The News Desk is a collection of news, notes and breaking items affecting the Fredericksburg community.
Charges tossed in death of fetus
A Culpeper judge is expected to rule Wednesday whether an blood-alcohol content test will be admissible in the trial of a man accused of manslaughter in the vehicular death of a 20-year-old Culpeper woman.
The loss of that evidence could be a severe blow to the state’s case against 37-year-old Orlando Cruz, also accused of driving while intoxicated when his vehicle crossed the center line and struck a minivan driven by Zulma Alvarez on Sept. 6, 2012. The prosecution lost part of its case Tuesday when the judge threw out charges related to the death of Alvarez’s unborn child.
In a pretrial motion, Paul Walla, Cruz’s court-appointed attorney, argued that a written record of the results of the blood test, administered at the University of Virginia Medical Center, was inadmissible because it was made solely for evidence purposes—without a search warrant—and because a transcript could not be cross-examined.
In opening arguments, Culpeper Assistant Commonwealth’s Attorney David Barredo said that the deputy involved could not make it to the hospital within the three-hour limit after the crash to perform the blood-alcohol test on Cruz.
Instead, Walla rebutted, the officer relied on the word of hospital staff members when making his decision to bring DUI and vehicular manslaughter charges against Cruz.
Later in the day, Barredo introduced those records, authenticated by hospital electronics technician Kelly Woodson. Today, because of Walla’s objection, the prosecutor plans to call the U.Va. physician who administered the blood test.
Judge Susan Whitlock seemed sympathetic to Walla’s request to strike the results, but reserved a ruling until she hears the physician’s testimony. The doctor is expected to be one of the 30-plus witnesses the state will call to the stand in the bench trial.
Judge Whitlock, acting on a defense motion, did throw out all charges—including vehicular manslaughter—related to the death of Alvarez’s unborn son, Angel. Walla successfully argued that the nine-month fetus had no heartbeat or respiratory signs when delivered at Culpeper Regional Hospital after the crash and therefore could not be presumed alive before the accident.
In opening arguments, Walla acknowledged that this was “a horrible tragedy,” but said, “The accident was truly an accident.” He added that the results of the accident “have been hard for [Cruz] to bear” during his months of incarceration.

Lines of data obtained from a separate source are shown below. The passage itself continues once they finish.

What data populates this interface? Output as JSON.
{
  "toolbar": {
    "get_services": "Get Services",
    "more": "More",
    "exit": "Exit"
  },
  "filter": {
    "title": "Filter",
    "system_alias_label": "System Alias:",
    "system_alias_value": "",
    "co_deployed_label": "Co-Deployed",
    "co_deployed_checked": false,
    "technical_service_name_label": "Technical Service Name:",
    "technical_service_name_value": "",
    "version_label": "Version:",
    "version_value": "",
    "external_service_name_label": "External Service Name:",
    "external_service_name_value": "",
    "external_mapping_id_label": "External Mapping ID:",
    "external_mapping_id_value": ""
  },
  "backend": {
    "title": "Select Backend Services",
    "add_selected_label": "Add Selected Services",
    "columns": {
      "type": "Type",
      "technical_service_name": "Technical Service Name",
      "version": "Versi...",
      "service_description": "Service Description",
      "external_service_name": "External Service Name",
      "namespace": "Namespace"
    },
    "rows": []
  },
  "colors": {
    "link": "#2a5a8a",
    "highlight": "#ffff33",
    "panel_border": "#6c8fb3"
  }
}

Michele White, Barredo’s first witness, told the court that she had almost been struck by Cruz’s green Jeep Cherokee as he pulled out of Williams Street and onto North Main Street.
She testified that he followed her to a stoplight at the junction of James Madison Highway, where, looking in her rearview mirror, she noticed the driver “jerking the steering wheel and causing the Jeep to jump” as both vehicles waited for the light to change.

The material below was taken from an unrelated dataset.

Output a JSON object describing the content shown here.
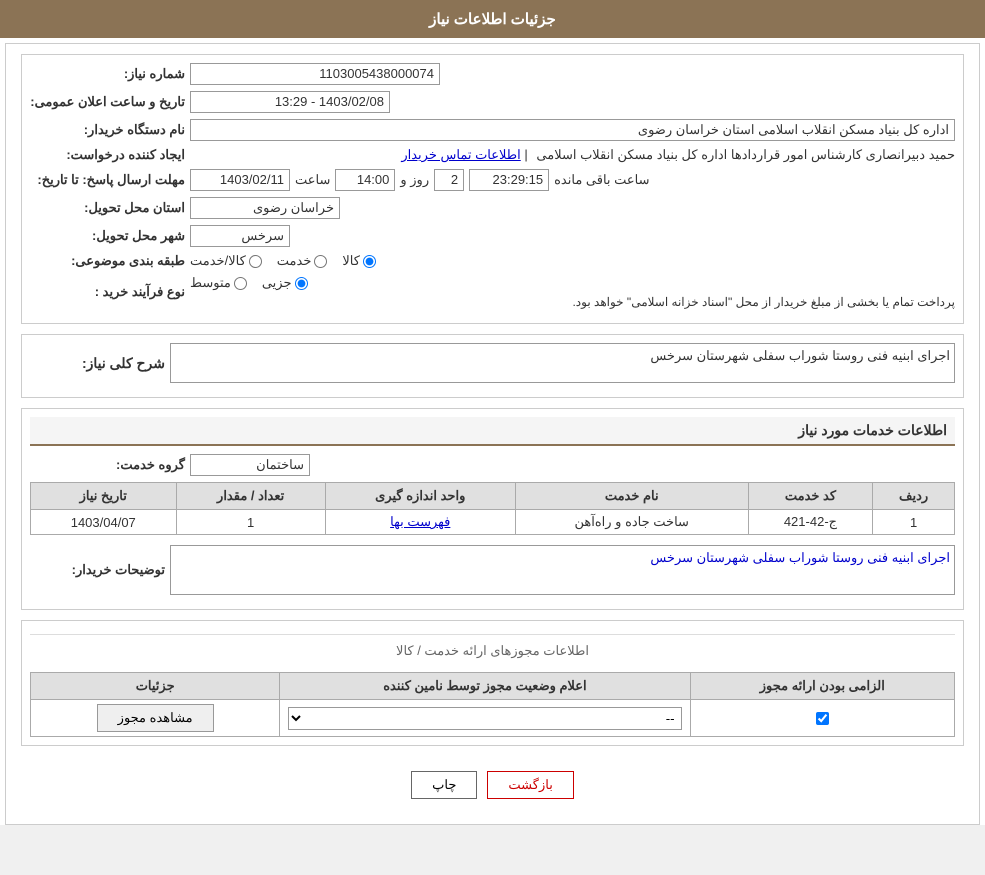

She said that the Jeep’s actions became so erratic and dangerous that she pulled off into a turn lane near Floyd T. Binns Middle School and called 911 to report the vehicle.
“I was scared for my life, that’s why I called,” White said when cross-examined by Walla.

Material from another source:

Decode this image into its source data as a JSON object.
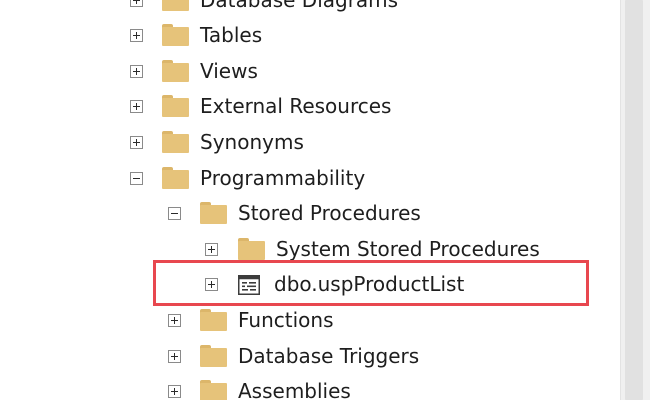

Instead of turning in at Dominion Skating Center, her planned destination, White testified that she continued to follow the Jeep north on North Main Street/State Route 229 to the stoplight at Route 229 and the Eggbornsville Road, adding that she kept the E-911 dispatcher on the line as she drove.
White said that while Cruz’s Jeep made it through the light and turned left on Eggbornsville Road, she was caught by a red light and forced to stop. When the light changed, she also turned left and followed, finding the wreck between Cruz’s Jeep and Alvarez’s Ford Windstar minivan about one-tenth of a mile down the two-lane road.
White was still on her cellphone with the dispatcher when she came upon the accident. A recording of that conversation—plus four more calls reporting the accident—was played for the court by dispatch center Deputy Director Jenny Rosenfeld.
One caller also reported seeing the Jeep “swerving all over the road near Mosby Meadow” before the crash.
White said that while she could not see the Jeep’s driver that well, she could tell that he was “of Mexican descent.”
According to the Commonwealth Attorney’s Office, Cruz is an illegal immigrant from El Salvador. He is also charged with driving without a license.